» TASK INSTRUCTIONS
Copy exactly the lines of the records below, starting at the line that contains "Convert this screenshot" and continuing through the last line, both included; omit any pictures.

» INFORMATION SHOWN
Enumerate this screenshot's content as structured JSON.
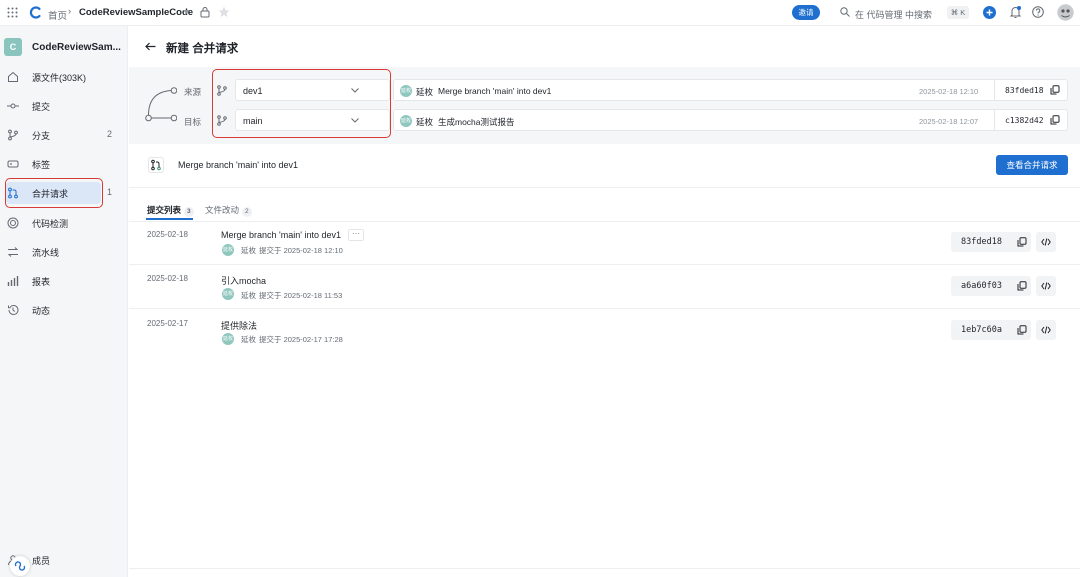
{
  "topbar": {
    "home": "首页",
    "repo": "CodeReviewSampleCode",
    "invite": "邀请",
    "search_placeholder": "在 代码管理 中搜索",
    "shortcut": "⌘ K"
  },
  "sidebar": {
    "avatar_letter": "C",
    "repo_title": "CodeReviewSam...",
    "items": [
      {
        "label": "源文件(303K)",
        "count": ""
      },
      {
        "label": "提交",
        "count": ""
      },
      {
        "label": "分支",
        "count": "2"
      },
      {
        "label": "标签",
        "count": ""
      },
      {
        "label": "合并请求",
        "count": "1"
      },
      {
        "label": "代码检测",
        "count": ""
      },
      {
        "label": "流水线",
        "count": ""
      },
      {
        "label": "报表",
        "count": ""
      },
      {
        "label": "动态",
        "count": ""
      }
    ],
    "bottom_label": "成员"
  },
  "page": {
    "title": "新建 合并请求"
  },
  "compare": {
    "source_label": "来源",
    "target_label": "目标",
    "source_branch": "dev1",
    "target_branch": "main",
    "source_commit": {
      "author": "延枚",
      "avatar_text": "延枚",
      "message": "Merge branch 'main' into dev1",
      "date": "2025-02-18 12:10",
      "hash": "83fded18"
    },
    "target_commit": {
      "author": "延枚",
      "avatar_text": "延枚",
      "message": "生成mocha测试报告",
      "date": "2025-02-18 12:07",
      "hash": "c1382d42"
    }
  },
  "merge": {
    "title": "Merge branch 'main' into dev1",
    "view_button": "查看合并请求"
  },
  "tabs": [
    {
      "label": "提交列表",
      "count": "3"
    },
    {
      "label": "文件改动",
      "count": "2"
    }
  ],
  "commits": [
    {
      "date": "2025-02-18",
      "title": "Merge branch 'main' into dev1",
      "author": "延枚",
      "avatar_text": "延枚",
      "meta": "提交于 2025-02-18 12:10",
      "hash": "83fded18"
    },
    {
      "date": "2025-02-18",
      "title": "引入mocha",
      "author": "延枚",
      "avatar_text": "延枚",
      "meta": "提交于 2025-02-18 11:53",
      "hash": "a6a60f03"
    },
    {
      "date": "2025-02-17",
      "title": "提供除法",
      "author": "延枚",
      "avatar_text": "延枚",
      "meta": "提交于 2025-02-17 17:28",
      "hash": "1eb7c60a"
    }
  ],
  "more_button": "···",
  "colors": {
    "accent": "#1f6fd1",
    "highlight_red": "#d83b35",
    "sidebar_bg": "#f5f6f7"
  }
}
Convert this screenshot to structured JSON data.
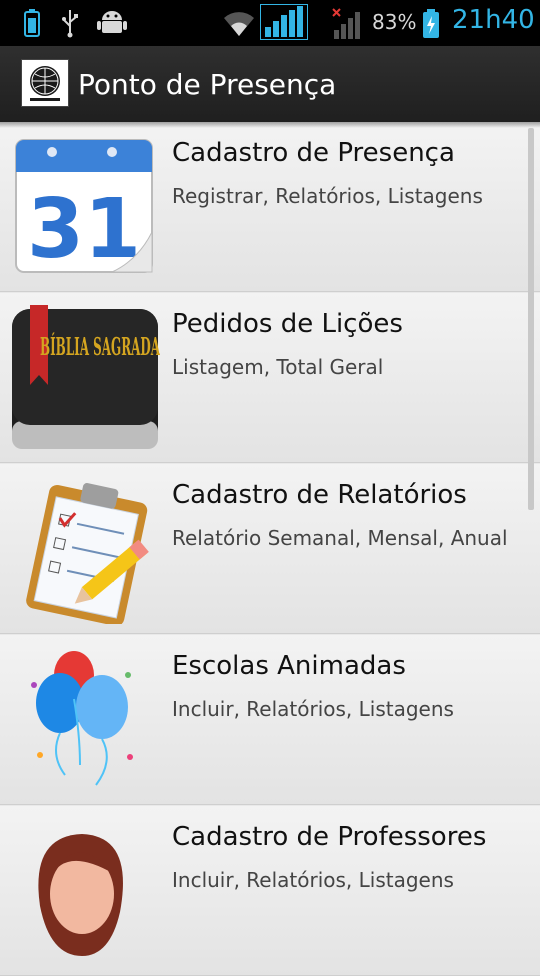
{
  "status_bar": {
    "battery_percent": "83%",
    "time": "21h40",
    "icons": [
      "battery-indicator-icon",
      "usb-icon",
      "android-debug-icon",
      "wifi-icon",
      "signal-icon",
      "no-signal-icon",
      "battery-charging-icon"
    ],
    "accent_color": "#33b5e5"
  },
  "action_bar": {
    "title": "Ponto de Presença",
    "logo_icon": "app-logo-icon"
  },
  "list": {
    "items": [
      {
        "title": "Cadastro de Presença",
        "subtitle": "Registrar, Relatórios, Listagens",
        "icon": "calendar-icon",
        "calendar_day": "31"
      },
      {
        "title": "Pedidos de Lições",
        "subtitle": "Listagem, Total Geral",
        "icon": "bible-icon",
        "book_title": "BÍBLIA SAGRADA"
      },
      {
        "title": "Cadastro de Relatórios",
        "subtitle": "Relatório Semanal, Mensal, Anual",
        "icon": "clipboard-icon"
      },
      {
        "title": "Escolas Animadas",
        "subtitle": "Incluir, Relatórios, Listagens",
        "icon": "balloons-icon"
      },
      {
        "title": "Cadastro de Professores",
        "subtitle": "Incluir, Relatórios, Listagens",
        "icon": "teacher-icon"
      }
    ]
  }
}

» EXERCISE OUTPUT
Convert this screenshot to structured JSON data.
{
  "status_bar": {
    "battery_percent": "83%",
    "time": "21h40",
    "icons": [
      "battery-indicator-icon",
      "usb-icon",
      "android-debug-icon",
      "wifi-icon",
      "signal-icon",
      "no-signal-icon",
      "battery-charging-icon"
    ],
    "accent_color": "#33b5e5"
  },
  "action_bar": {
    "title": "Ponto de Presença",
    "logo_icon": "app-logo-icon"
  },
  "list": {
    "items": [
      {
        "title": "Cadastro de Presença",
        "subtitle": "Registrar, Relatórios, Listagens",
        "icon": "calendar-icon",
        "calendar_day": "31"
      },
      {
        "title": "Pedidos de Lições",
        "subtitle": "Listagem, Total Geral",
        "icon": "bible-icon",
        "book_title": "BÍBLIA SAGRADA"
      },
      {
        "title": "Cadastro de Relatórios",
        "subtitle": "Relatório Semanal, Mensal, Anual",
        "icon": "clipboard-icon"
      },
      {
        "title": "Escolas Animadas",
        "subtitle": "Incluir, Relatórios, Listagens",
        "icon": "balloons-icon"
      },
      {
        "title": "Cadastro de Professores",
        "subtitle": "Incluir, Relatórios, Listagens",
        "icon": "teacher-icon"
      }
    ]
  }
}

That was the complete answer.